Work required: As the answer, give every line of the records that includes the word "Přidat".

[Opening Extracted entries section]

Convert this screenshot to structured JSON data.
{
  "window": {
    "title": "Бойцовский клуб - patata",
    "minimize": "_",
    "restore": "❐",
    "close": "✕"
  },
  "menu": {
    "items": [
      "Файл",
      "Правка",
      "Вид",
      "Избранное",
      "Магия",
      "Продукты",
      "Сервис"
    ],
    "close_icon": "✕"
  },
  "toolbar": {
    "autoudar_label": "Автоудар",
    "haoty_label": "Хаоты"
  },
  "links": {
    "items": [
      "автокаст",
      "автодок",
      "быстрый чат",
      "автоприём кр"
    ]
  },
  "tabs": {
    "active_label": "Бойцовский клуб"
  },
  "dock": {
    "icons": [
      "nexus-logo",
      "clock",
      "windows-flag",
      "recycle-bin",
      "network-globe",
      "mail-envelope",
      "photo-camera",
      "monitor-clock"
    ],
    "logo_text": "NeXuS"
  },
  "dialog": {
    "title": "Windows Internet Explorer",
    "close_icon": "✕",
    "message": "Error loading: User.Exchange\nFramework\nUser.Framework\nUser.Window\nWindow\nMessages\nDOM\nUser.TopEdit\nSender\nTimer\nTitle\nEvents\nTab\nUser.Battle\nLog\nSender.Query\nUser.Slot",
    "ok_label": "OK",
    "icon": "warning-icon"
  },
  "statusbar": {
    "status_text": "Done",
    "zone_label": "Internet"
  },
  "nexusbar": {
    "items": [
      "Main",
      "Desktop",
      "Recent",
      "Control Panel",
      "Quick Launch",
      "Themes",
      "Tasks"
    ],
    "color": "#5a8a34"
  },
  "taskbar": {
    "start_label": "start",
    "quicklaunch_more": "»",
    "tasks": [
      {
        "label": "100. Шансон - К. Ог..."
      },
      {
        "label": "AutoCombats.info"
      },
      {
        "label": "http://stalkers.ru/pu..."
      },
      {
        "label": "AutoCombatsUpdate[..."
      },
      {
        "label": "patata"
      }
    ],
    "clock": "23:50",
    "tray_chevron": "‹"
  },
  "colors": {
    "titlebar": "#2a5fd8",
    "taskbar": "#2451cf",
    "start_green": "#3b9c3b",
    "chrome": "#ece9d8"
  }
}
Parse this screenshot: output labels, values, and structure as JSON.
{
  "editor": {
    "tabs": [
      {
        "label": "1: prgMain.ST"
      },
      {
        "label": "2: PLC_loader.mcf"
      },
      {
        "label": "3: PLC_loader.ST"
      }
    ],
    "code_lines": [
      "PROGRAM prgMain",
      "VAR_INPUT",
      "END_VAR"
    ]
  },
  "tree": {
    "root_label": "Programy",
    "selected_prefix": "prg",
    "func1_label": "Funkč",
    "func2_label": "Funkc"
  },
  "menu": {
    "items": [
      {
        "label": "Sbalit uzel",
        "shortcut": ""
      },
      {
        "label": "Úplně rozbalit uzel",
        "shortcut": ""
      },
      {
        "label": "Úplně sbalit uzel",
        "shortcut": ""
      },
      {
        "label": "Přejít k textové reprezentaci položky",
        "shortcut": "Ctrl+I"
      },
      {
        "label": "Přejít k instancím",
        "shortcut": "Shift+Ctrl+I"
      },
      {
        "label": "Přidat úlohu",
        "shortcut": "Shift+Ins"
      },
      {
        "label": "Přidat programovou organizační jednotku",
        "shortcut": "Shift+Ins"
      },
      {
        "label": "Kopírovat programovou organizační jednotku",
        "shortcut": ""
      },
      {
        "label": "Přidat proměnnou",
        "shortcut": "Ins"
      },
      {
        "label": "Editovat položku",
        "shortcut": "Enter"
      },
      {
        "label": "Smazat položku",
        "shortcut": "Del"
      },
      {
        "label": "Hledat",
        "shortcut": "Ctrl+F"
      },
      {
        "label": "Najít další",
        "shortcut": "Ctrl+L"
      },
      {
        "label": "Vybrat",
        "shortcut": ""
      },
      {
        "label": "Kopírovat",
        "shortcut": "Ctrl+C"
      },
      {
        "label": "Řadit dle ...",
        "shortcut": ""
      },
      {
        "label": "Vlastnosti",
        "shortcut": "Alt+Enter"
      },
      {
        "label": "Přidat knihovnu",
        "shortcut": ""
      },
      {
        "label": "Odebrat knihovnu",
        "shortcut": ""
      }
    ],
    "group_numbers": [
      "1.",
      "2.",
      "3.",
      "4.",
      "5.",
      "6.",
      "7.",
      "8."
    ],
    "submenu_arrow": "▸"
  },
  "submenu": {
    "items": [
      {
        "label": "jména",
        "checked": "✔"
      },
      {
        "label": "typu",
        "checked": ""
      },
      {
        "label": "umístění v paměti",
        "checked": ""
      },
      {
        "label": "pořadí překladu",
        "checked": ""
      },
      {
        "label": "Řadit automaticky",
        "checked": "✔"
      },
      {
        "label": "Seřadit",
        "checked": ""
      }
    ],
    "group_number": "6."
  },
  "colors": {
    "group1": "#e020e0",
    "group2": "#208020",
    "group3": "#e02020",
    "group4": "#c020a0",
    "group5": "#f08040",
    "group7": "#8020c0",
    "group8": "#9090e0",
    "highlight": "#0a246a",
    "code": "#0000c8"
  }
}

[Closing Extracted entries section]

Solution to the problem:
        "label": "Přidat úlohu",
        "label": "Přidat programovou organizační jednotku",
        "label": "Přidat proměnnou",
        "label": "Přidat knihovnu",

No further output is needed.